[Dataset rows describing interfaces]
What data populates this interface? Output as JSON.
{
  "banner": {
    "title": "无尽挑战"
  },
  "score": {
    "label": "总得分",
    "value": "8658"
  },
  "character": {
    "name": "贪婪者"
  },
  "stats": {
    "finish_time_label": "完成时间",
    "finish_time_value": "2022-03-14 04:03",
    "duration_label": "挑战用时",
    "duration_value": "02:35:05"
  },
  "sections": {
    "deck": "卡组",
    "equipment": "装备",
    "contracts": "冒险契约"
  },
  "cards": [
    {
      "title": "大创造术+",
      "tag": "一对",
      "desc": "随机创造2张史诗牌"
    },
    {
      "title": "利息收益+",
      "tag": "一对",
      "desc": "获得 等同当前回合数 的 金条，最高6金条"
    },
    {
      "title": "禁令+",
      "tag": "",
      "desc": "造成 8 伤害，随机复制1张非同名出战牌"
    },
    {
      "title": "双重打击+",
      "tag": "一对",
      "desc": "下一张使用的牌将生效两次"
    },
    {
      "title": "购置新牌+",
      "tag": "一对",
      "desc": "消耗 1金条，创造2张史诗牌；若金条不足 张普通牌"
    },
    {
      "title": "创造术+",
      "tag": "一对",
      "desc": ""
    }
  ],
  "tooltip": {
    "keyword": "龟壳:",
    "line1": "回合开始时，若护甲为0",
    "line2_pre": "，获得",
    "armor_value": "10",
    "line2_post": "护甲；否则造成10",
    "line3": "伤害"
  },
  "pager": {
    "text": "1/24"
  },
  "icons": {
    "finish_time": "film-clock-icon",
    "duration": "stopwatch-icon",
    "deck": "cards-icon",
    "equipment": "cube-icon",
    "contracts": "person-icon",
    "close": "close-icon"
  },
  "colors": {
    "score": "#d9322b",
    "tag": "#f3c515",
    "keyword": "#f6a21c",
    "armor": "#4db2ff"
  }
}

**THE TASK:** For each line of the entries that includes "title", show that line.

**RESULT:**
    "title": "无尽挑战"
      "title": "大创造术+",
      "title": "利息收益+",
      "title": "禁令+",
      "title": "双重打击+",
      "title": "购置新牌+",
      "title": "创造术+",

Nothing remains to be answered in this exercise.